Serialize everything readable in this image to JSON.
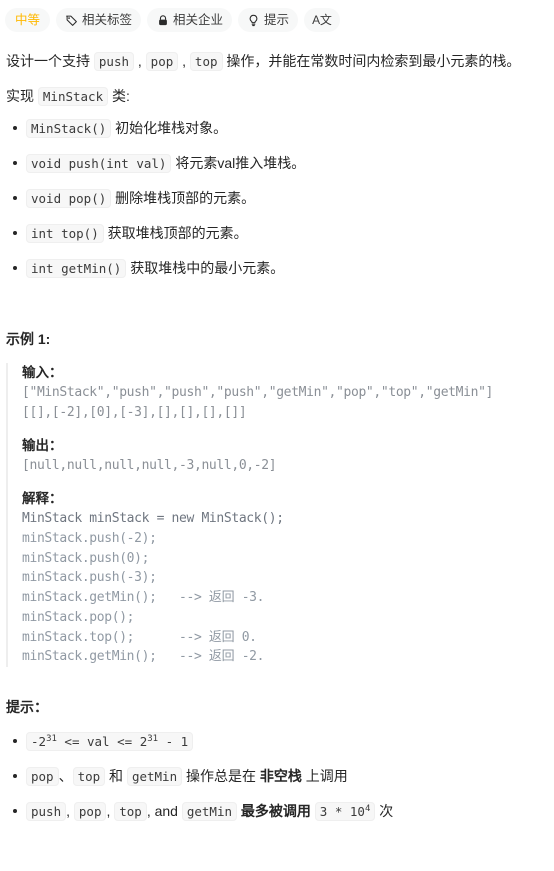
{
  "toolbar": {
    "difficulty": {
      "label": "中等",
      "color": "#ffb800"
    },
    "tags": {
      "label": "相关标签",
      "icon": "tag-icon"
    },
    "companies": {
      "label": "相关企业",
      "icon": "lock-icon"
    },
    "hint": {
      "label": "提示",
      "icon": "lightbulb-icon"
    },
    "font_toggle": {
      "label": "A文",
      "icon": "font-size-icon"
    }
  },
  "description": {
    "line1_a": "设计一个支持 ",
    "code_push": "push",
    "sep1": " , ",
    "code_pop": "pop",
    "sep2": " , ",
    "code_top": "top",
    "line1_b": " 操作，并能在常数时间内检索到最小元素的栈。",
    "line2_a": "实现 ",
    "code_minstack": "MinStack",
    "line2_b": " 类:"
  },
  "methods": [
    {
      "code": "MinStack()",
      "text": " 初始化堆栈对象。"
    },
    {
      "code": "void push(int val)",
      "text": " 将元素val推入堆栈。"
    },
    {
      "code": "void pop()",
      "text": " 删除堆栈顶部的元素。"
    },
    {
      "code": "int top()",
      "text": " 获取堆栈顶部的元素。"
    },
    {
      "code": "int getMin()",
      "text": " 获取堆栈中的最小元素。"
    }
  ],
  "example": {
    "title": "示例 1:",
    "input_label": "输入：",
    "input_value": "[\"MinStack\",\"push\",\"push\",\"push\",\"getMin\",\"pop\",\"top\",\"getMin\"]\n[[],[-2],[0],[-3],[],[],[],[]]",
    "output_label": "输出：",
    "output_value": "[null,null,null,null,-3,null,0,-2]",
    "explain_label": "解释：",
    "explain_head": "MinStack minStack = new MinStack();",
    "explain_rest": "minStack.push(-2);\nminStack.push(0);\nminStack.push(-3);\nminStack.getMin();   --> 返回 -3.\nminStack.pop();\nminStack.top();      --> 返回 0.\nminStack.getMin();   --> 返回 -2."
  },
  "hints": {
    "title": "提示：",
    "item1": {
      "code_pre": "-2",
      "sup1": "31",
      "code_mid": " <= val <= 2",
      "sup2": "31",
      "code_post": " - 1"
    },
    "item2": {
      "c1": "pop",
      "t1": "、",
      "c2": "top",
      "t2": " 和 ",
      "c3": "getMin",
      "t3": " 操作总是在 ",
      "bold": "非空栈",
      "t4": " 上调用"
    },
    "item3": {
      "c1": "push",
      "t1": ", ",
      "c2": "pop",
      "t2": ", ",
      "c3": "top",
      "t3": ", and ",
      "c4": "getMin",
      "t4": " 最多被调用 ",
      "c5_pre": "3 * 10",
      "c5_sup": "4",
      "t5": " 次"
    }
  }
}
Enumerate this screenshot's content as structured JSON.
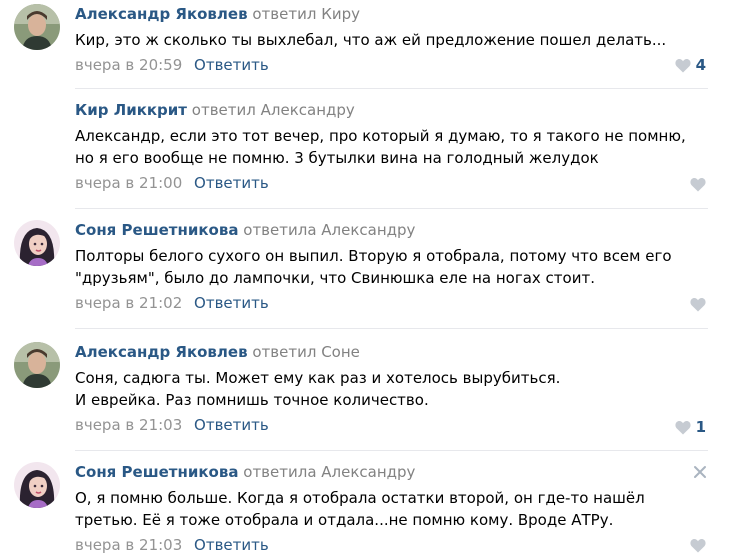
{
  "colors": {
    "author": "#2a5885",
    "link": "#2a5885",
    "muted": "#828282",
    "heart": "#c6cbd2",
    "separator": "#e7e8ec"
  },
  "comments": [
    {
      "author": "Александр Яковлев",
      "replied": "ответил Киру",
      "lines": [
        "Кир, это ж сколько ты выхлебал, что аж ей предложение пошел делать..."
      ],
      "date": "вчера в 20:59",
      "reply": "Ответить",
      "likes": "4",
      "avatar": "man-photo"
    },
    {
      "author": "Кир Ликкрит",
      "replied": "ответил Александру",
      "lines": [
        "Александр, если это тот вечер, про который я думаю, то я такого не помню,",
        "но я его вообще не помню. 3 бутылки вина на голодный желудок"
      ],
      "date": "вчера в 21:00",
      "reply": "Ответить",
      "likes": "",
      "avatar": "none"
    },
    {
      "author": "Соня Решетникова",
      "replied": "ответила Александру",
      "lines": [
        "Полторы белого сухого он выпил. Вторую я отобрала, потому что всем его",
        "\"друзьям\", было до лампочки, что Свинюшка еле на ногах стоит."
      ],
      "date": "вчера в 21:02",
      "reply": "Ответить",
      "likes": "",
      "avatar": "woman-illustration"
    },
    {
      "author": "Александр Яковлев",
      "replied": "ответил Соне",
      "lines": [
        "Соня, садюга ты. Может ему как раз и хотелось вырубиться.",
        "И еврейка. Раз помнишь точное количество."
      ],
      "date": "вчера в 21:03",
      "reply": "Ответить",
      "likes": "1",
      "avatar": "man-photo"
    },
    {
      "author": "Соня Решетникова",
      "replied": "ответила Александру",
      "lines": [
        "О, я помню больше. Когда я отобрала остатки второй, он где-то нашёл",
        "третью. Её я тоже отобрала и отдала...не помню кому. Вроде АТРу."
      ],
      "date": "вчера в 21:03",
      "reply": "Ответить",
      "likes": "",
      "avatar": "woman-illustration"
    }
  ]
}
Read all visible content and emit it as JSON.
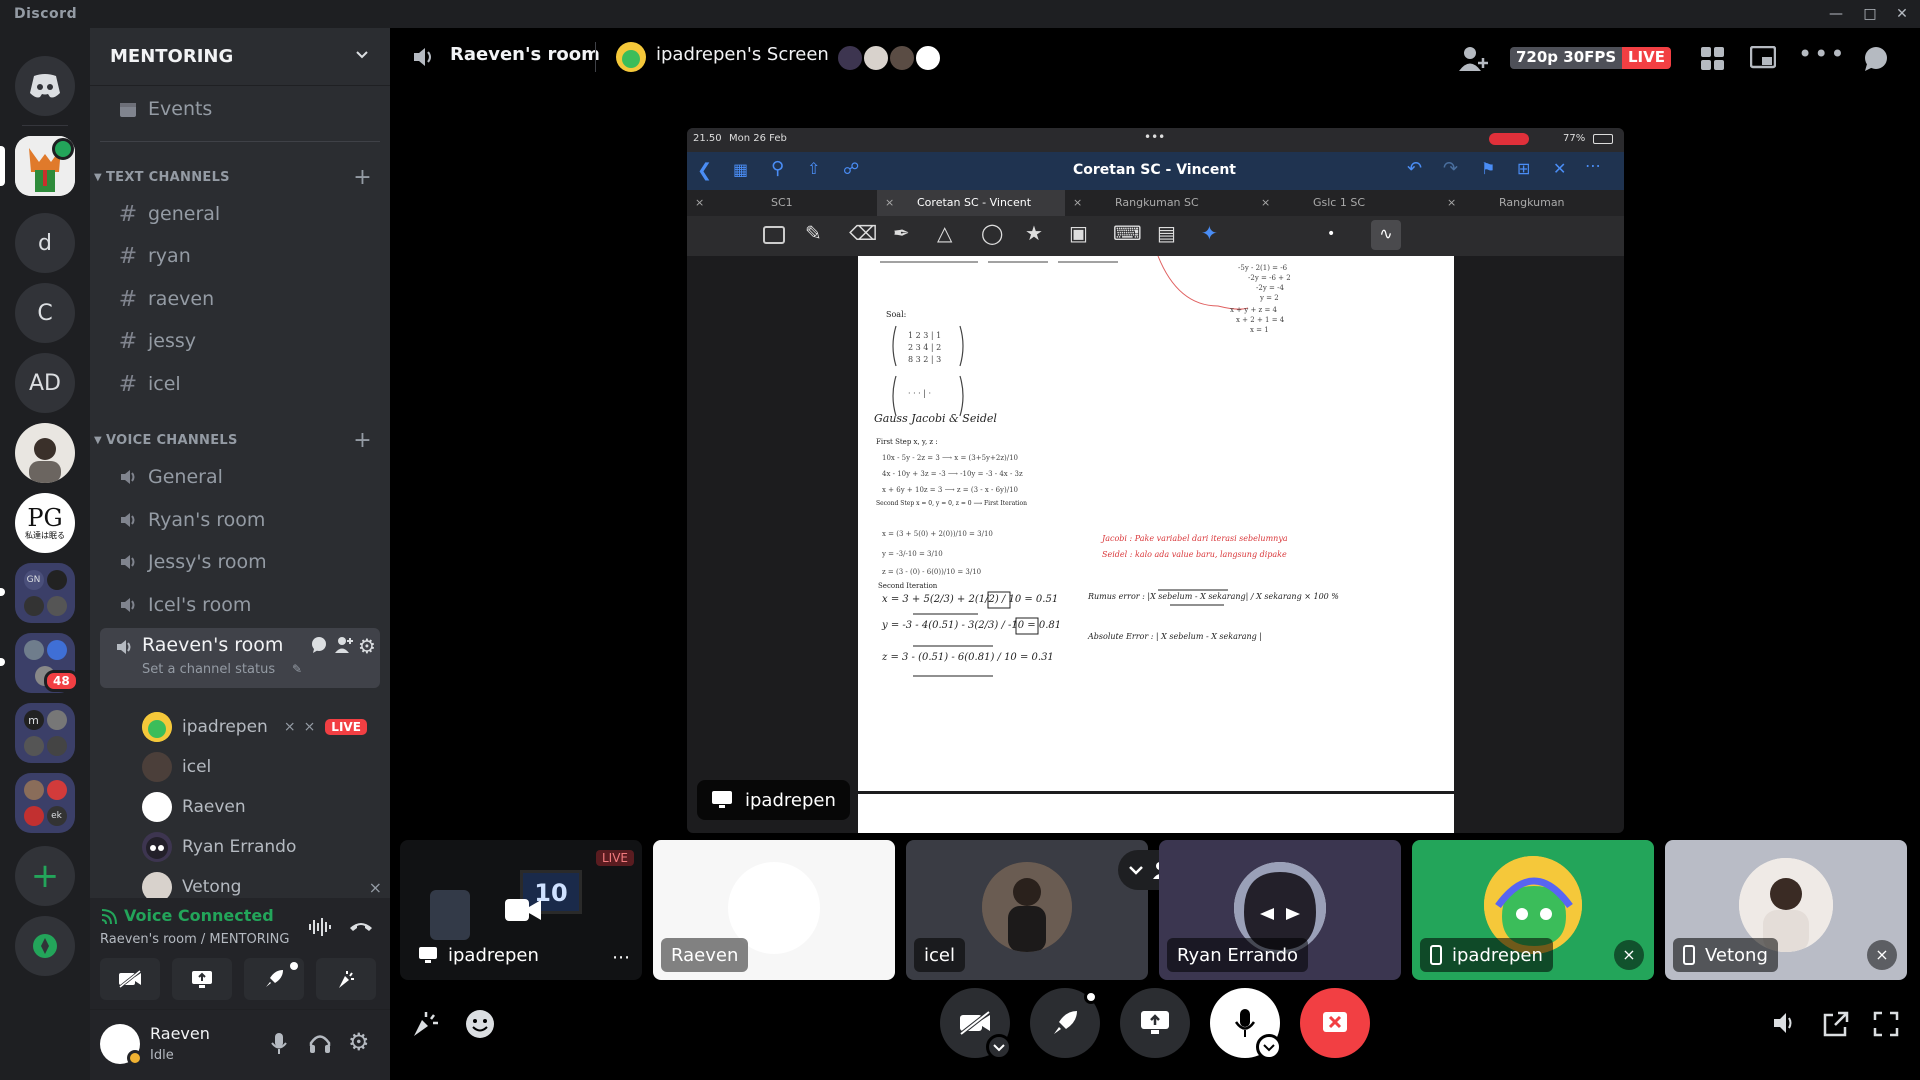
{
  "window": {
    "brand": "Discord"
  },
  "servers": [
    {
      "label": "d"
    },
    {
      "label": "C"
    },
    {
      "label": "AD"
    },
    {
      "label": "PG",
      "sub": "私達は眠る"
    },
    {
      "label": "GN"
    },
    {
      "label": "",
      "badge": "48"
    },
    {
      "label": "m"
    },
    {
      "label": "ek"
    }
  ],
  "sidebar": {
    "guild_name": "MENTORING",
    "events_label": "Events",
    "text_category": "TEXT CHANNELS",
    "text_channels": [
      "general",
      "ryan",
      "raeven",
      "jessy",
      "icel"
    ],
    "voice_category": "VOICE CHANNELS",
    "voice_channels": [
      "General",
      "Ryan's room",
      "Jessy's room",
      "Icel's room"
    ],
    "active_voice": {
      "name": "Raeven's room",
      "status": "Set a channel status"
    },
    "members": [
      {
        "name": "ipadrepen",
        "live": "LIVE"
      },
      {
        "name": "icel"
      },
      {
        "name": "Raeven"
      },
      {
        "name": "Ryan Errando"
      },
      {
        "name": "Vetong"
      }
    ]
  },
  "voice_panel": {
    "status": "Voice Connected",
    "location": "Raeven's room / MENTORING"
  },
  "user_panel": {
    "name": "Raeven",
    "status": "Idle"
  },
  "stage": {
    "room_title": "Raeven's room",
    "screen_title": "ipadrepen's Screen",
    "quality": "720p 30FPS",
    "live": "LIVE",
    "stream_owner": "ipadrepen"
  },
  "ipad": {
    "time": "21.50",
    "date": "Mon 26 Feb",
    "battery": "77%",
    "doc_title": "Coretan SC - Vincent",
    "tabs": [
      "SC1",
      "Coretan SC - Vincent",
      "Rangkuman SC",
      "Gslc 1 SC",
      "Rangkuman"
    ]
  },
  "notes": {
    "soal": "Soal:",
    "heading": "Gauss Jacobi & Seidel",
    "first_step": "First Step   x, y, z :",
    "second_step": "Second Step  x = 0, y = 0, z = 0 ⟶ First Iteration",
    "second_iter": "Second Iteration",
    "x_line": "x = 3 + 5(2/3) + 2(1/2) / 10 = 0.51",
    "y_line": "y = -3 - 4(0.51) - 3(2/3) / -10 = 0.81",
    "z_line": "z = 3 - (0.51) - 6(0.81) / 10 = 0.31",
    "jacobi": "Jacobi : Pake variabel dari iterasi sebelumnya",
    "seidel": "Seidel : kalo ada value baru, langsung dipake",
    "rumus": "Rumus error :  |X sebelum - X sekarang| / X sekarang × 100 %",
    "absolute": "Absolute Error :  | X sebelum - X sekarang |"
  },
  "tiles": [
    {
      "name": "ipadrepen",
      "badge": "LIVE",
      "thumb_text": "10"
    },
    {
      "name": "Raeven"
    },
    {
      "name": "icel"
    },
    {
      "name": "Ryan Errando"
    },
    {
      "name": "ipadrepen"
    },
    {
      "name": "Vetong"
    }
  ],
  "colors": {
    "green": "#23a55a",
    "red": "#f23f43",
    "blurple": "#5865f2"
  }
}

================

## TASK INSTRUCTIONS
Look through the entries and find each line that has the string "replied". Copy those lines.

## EXERCISE ANSWER
      "replied": "ответил Киру",
      "replied": "ответил Александру",
      "replied": "ответила Александру",
      "replied": "ответил Соне",
      "replied": "ответила Александру",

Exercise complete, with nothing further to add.